Reserve information may be relevant in the rare and exceptional bad faith action where there exist specific unusual facts sufficient to support the connection between the setting of a reserve and the ongoing assessment of the claim.
What is the prejudice in the disclosure of reserve information?
In Kanani, Economical denied the allegation that it acted in bad faith and stated it was unaware of the need for attendant care benefits. In this case, disclosure of its reserve information would have been highly prejudicial either way – if reserves were set, then it would be argued that Economical was aware of the exposure for attendant care and did not advise the plaintiffs; if reserves were not set, then it would be argued that Economical never intended to pay.
In general, disclosing reserve information is extremely prejudicial to insurers because Ontario’s Rules of Civil Procedure require continuous disclosure and reserves can be changed at any time and are continually updated. If disclosure is required, the defendant would be required to continually disclose the existence of the reserve level as more information is received, and would have a continuing obligation to advise the plaintiff of changes in the reserve level up to the time of trial. In effect, it places a continuing obligation to tell the plaintiff how much the insurer believes the case is worth, which is an unfair and unnecessary advantage to the plaintiff.
The insurer would be further prejudiced by the impairment of its ability to negotiate a settlement because knowledge of the reserve might make the plaintiff feel entitled to settlement in that amount even though the reserve is nothing more than an intelligent estimate of the risk as a whole by the insurer, which risk includes line items beyond those payable to the plaintiff, and is based upon the facts as known at the time.
In this case, Justice Nadeau held that the prejudice to the insurer outweighs any probative value the reserve information could have.

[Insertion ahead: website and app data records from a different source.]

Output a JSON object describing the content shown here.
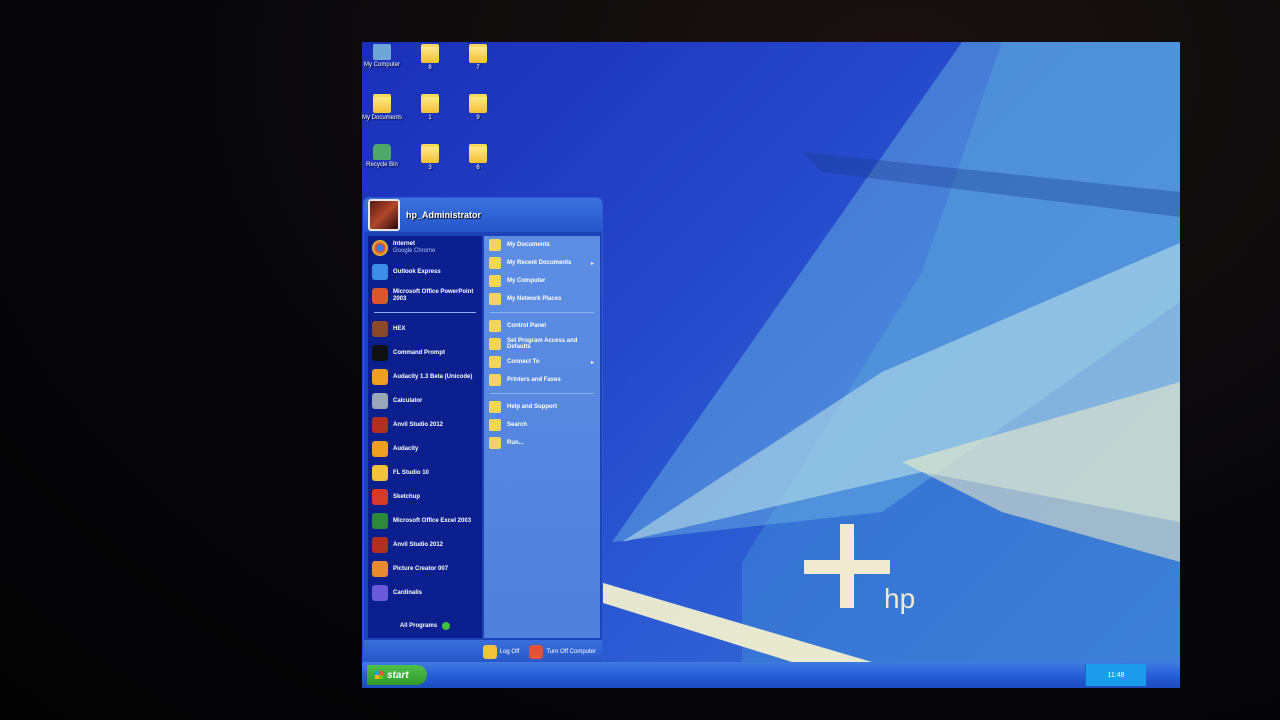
{
  "desktop": {
    "icons": [
      {
        "label": "My Computer",
        "icon": "computer-icon"
      },
      {
        "label": "8",
        "icon": "folder-icon"
      },
      {
        "label": "7",
        "icon": "folder-icon"
      },
      {
        "label": "My Documents",
        "icon": "documents-icon"
      },
      {
        "label": "1",
        "icon": "folder-icon"
      },
      {
        "label": "9",
        "icon": "folder-icon"
      },
      {
        "label": "Recycle Bin",
        "icon": "recycle-bin-icon"
      },
      {
        "label": "3",
        "icon": "folder-icon"
      },
      {
        "label": "6",
        "icon": "folder-icon"
      }
    ],
    "wallpaper_brand": "hp"
  },
  "start_menu": {
    "user_name": "hp_Administrator",
    "pinned": [
      {
        "label": "Internet",
        "sub": "Google Chrome",
        "icon": "chrome-icon",
        "color": "#d9412f"
      },
      {
        "label": "Outlook Express",
        "sub": "",
        "icon": "outlook-express-icon",
        "color": "#3d8ee8"
      },
      {
        "label": "Microsoft Office PowerPoint 2003",
        "sub": "",
        "icon": "powerpoint-icon",
        "color": "#d9572a"
      }
    ],
    "recent": [
      {
        "label": "HEX",
        "icon": "hex-icon",
        "color": "#8a4a2a"
      },
      {
        "label": "Command Prompt",
        "icon": "command-prompt-icon",
        "color": "#111111"
      },
      {
        "label": "Audacity 1.3 Beta (Unicode)",
        "icon": "audacity-icon",
        "color": "#f0a020"
      },
      {
        "label": "Calculator",
        "icon": "calculator-icon",
        "color": "#9aa7b8"
      },
      {
        "label": "Anvil Studio 2012",
        "icon": "anvil-studio-icon",
        "color": "#b03020"
      },
      {
        "label": "Audacity",
        "icon": "audacity-icon",
        "color": "#f0a020"
      },
      {
        "label": "FL Studio 10",
        "icon": "fl-studio-icon",
        "color": "#f2c23a"
      },
      {
        "label": "Sketchup",
        "icon": "sketchup-icon",
        "color": "#d83a2a"
      },
      {
        "label": "Microsoft Office Excel 2003",
        "icon": "excel-icon",
        "color": "#2e8a3a"
      },
      {
        "label": "Anvil Studio 2012",
        "icon": "anvil-studio-icon",
        "color": "#b03020"
      },
      {
        "label": "Picture Creator 007",
        "icon": "picture-creator-icon",
        "color": "#e88a30"
      },
      {
        "label": "Cardinalis",
        "icon": "cardinalis-icon",
        "color": "#6a5adb"
      }
    ],
    "all_programs": "All Programs",
    "right_places": [
      {
        "label": "My Documents",
        "icon": "documents-folder-icon",
        "arrow": ""
      },
      {
        "label": "My Recent Documents",
        "icon": "recent-documents-icon",
        "arrow": "▸"
      },
      {
        "label": "My Computer",
        "icon": "computer-icon",
        "arrow": ""
      },
      {
        "label": "My Network Places",
        "icon": "network-places-icon",
        "arrow": ""
      }
    ],
    "right_system": [
      {
        "label": "Control Panel",
        "icon": "control-panel-icon",
        "arrow": ""
      },
      {
        "label": "Set Program Access and Defaults",
        "icon": "program-access-icon",
        "arrow": ""
      },
      {
        "label": "Connect To",
        "icon": "connect-to-icon",
        "arrow": "▸"
      },
      {
        "label": "Printers and Faxes",
        "icon": "printers-icon",
        "arrow": ""
      }
    ],
    "right_help": [
      {
        "label": "Help and Support",
        "icon": "help-icon",
        "arrow": ""
      },
      {
        "label": "Search",
        "icon": "search-icon",
        "arrow": ""
      },
      {
        "label": "Run...",
        "icon": "run-icon",
        "arrow": ""
      }
    ],
    "footer": {
      "log_off": "Log Off",
      "turn_off": "Turn Off Computer"
    }
  },
  "taskbar": {
    "start_label": "start",
    "clock": "11:48"
  }
}
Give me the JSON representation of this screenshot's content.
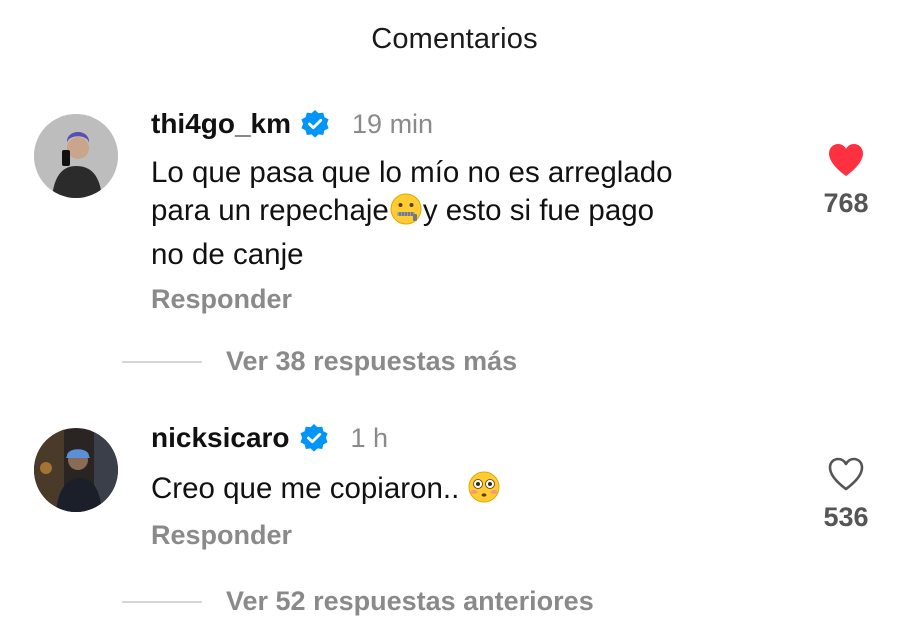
{
  "header": {
    "title": "Comentarios"
  },
  "comments": [
    {
      "username": "thi4go_km",
      "time": "19 min",
      "text_line1": "Lo que pasa que lo mío no es arreglado",
      "text_line2a": "para un repechaje",
      "text_line2b": "y esto si fue pago",
      "text_line3": "no de canje",
      "emoji": "zipper-mouth-face",
      "reply_label": "Responder",
      "likes": "768",
      "liked": true,
      "view_replies": "Ver 38 respuestas más"
    },
    {
      "username": "nicksicaro",
      "time": "1 h",
      "text": "Creo que me copiaron.. ",
      "emoji": "flushed-face",
      "reply_label": "Responder",
      "likes": "536",
      "liked": false,
      "view_replies": "Ver 52 respuestas anteriores"
    }
  ],
  "colors": {
    "heart_liked": "#ff3040",
    "verified": "#0095f6",
    "muted": "#8a8a8a"
  }
}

Disclosure of reserve information in the vast majority of cases is not required because reserves do not relate to the process or manner in which the claim is assessed or adjudicated and therefore not relevant to allegations of bad faith conduct. Even in the rare case where reserve information is relevant, disclosure should be opposed as it is highly prejudicial and could compromise trial fairness.